Cutting Short-lived Pollutants Can Slow Sea Level Rise | green infographics |

A new study finds that it is possible to greatly slow the rate of sea level rise, which is one of the biggest threats global warming poses, by cutting “short-lived climate pollutants,” which warm the climate on timescales of a few weeks to a decade, in combination with reductions in long-lived greenhouse gases such as carbon dioxide (CO2).

The study found that reducing emissions of these short-lived climate pollutants, including soot and methane, by 30 to 60% by 2050 would slow the annual rate of sea level rise by about 18% by 2050. Combining reductions in short-lived pollutants with decreasing CO2 emissions could cut the rate of sea level rise in half by 2100, from 0.82 inches to 0.43 inches per year, while reducing the total sea level rise by 31% during the same period.

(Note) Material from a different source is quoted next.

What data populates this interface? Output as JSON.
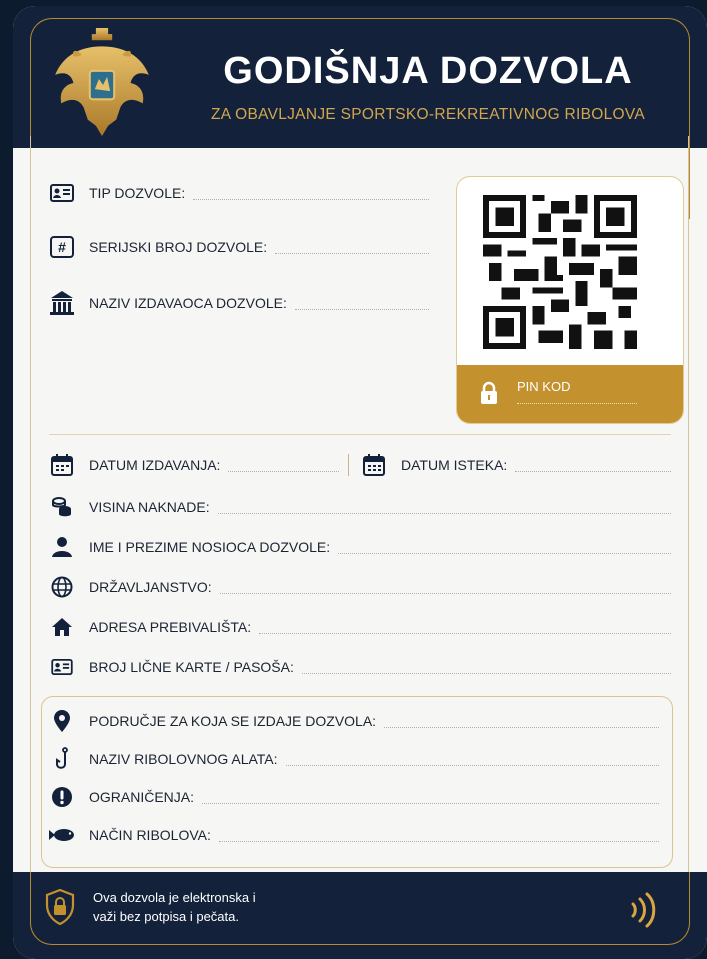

Related research by Climate Central scientists shows that the emissions reductions would potentially benefit more than 2 million Americans by 2100, who might otherwise be living below sea level at that point...